The input —

--*--

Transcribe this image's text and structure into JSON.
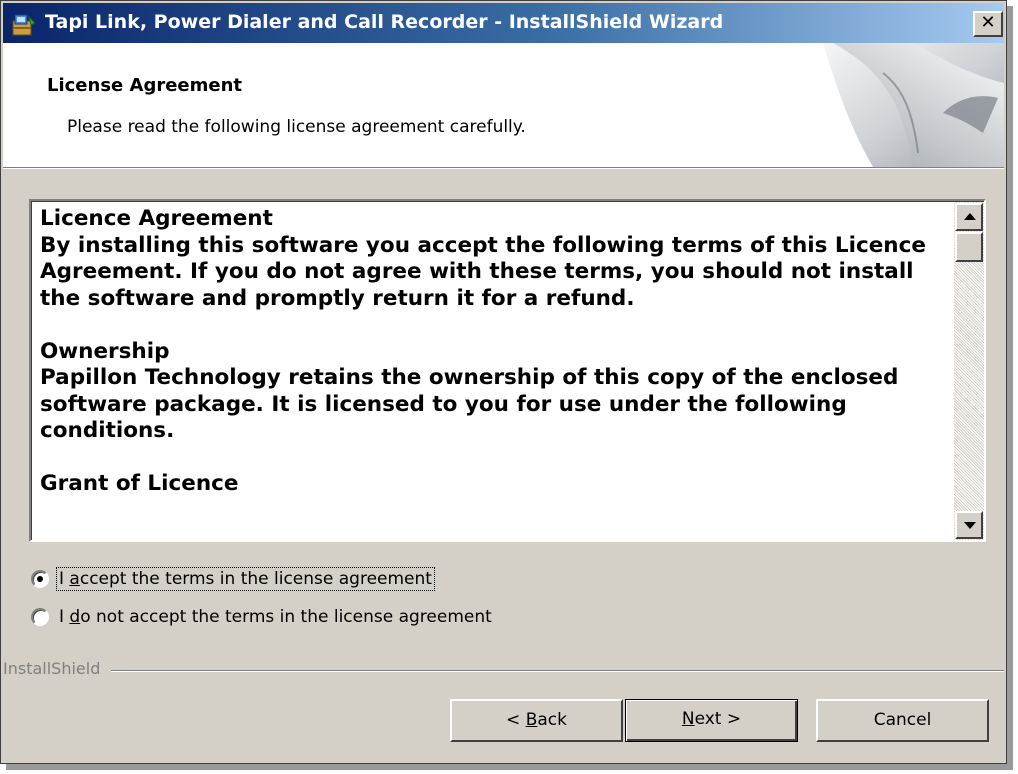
{
  "window": {
    "title": "Tapi Link, Power Dialer and Call Recorder - InstallShield Wizard",
    "close_glyph": "✕"
  },
  "header": {
    "title": "License Agreement",
    "subtitle": "Please read the following license agreement carefully."
  },
  "license": {
    "paragraphs": [
      [
        "Licence Agreement",
        "By installing this software you accept the following terms of this Licence Agreement. If you do not agree with these terms, you should not install the software and promptly return it for a refund."
      ],
      [
        "Ownership",
        "Papillon Technology retains the ownership of this copy of the enclosed software package. It is licensed to you for use under the following conditions."
      ],
      [
        "Grant of Licence",
        ""
      ]
    ]
  },
  "radios": {
    "accept": {
      "prefix": "I ",
      "mnemonic": "a",
      "suffix": "ccept the terms in the license agreement",
      "selected": true
    },
    "decline": {
      "prefix": "I ",
      "mnemonic": "d",
      "suffix": "o not accept the terms in the license agreement",
      "selected": false
    }
  },
  "footer": {
    "brand": "InstallShield"
  },
  "buttons": {
    "back": {
      "prefix": "< ",
      "mnemonic": "B",
      "suffix": "ack"
    },
    "next": {
      "prefix": "",
      "mnemonic": "N",
      "suffix": "ext >"
    },
    "cancel": {
      "label": "Cancel"
    }
  },
  "colors": {
    "titlebar_start": "#0a246a",
    "titlebar_end": "#a6caf0",
    "face": "#d4d0c8"
  },
  "icons": {
    "app": "installer-icon",
    "close": "close-icon",
    "scroll_up": "arrow-up-icon",
    "scroll_down": "arrow-down-icon"
  }
}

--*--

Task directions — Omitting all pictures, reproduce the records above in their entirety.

Response for this exercise —
Transcribe this image's text and structure into JSON.
{
  "window": {
    "title": "Tapi Link, Power Dialer and Call Recorder - InstallShield Wizard",
    "close_glyph": "✕"
  },
  "header": {
    "title": "License Agreement",
    "subtitle": "Please read the following license agreement carefully."
  },
  "license": {
    "paragraphs": [
      [
        "Licence Agreement",
        "By installing this software you accept the following terms of this Licence Agreement. If you do not agree with these terms, you should not install the software and promptly return it for a refund."
      ],
      [
        "Ownership",
        "Papillon Technology retains the ownership of this copy of the enclosed software package. It is licensed to you for use under the following conditions."
      ],
      [
        "Grant of Licence",
        ""
      ]
    ]
  },
  "radios": {
    "accept": {
      "prefix": "I ",
      "mnemonic": "a",
      "suffix": "ccept the terms in the license agreement",
      "selected": true
    },
    "decline": {
      "prefix": "I ",
      "mnemonic": "d",
      "suffix": "o not accept the terms in the license agreement",
      "selected": false
    }
  },
  "footer": {
    "brand": "InstallShield"
  },
  "buttons": {
    "back": {
      "prefix": "< ",
      "mnemonic": "B",
      "suffix": "ack"
    },
    "next": {
      "prefix": "",
      "mnemonic": "N",
      "suffix": "ext >"
    },
    "cancel": {
      "label": "Cancel"
    }
  },
  "colors": {
    "titlebar_start": "#0a246a",
    "titlebar_end": "#a6caf0",
    "face": "#d4d0c8"
  },
  "icons": {
    "app": "installer-icon",
    "close": "close-icon",
    "scroll_up": "arrow-up-icon",
    "scroll_down": "arrow-down-icon"
  }
}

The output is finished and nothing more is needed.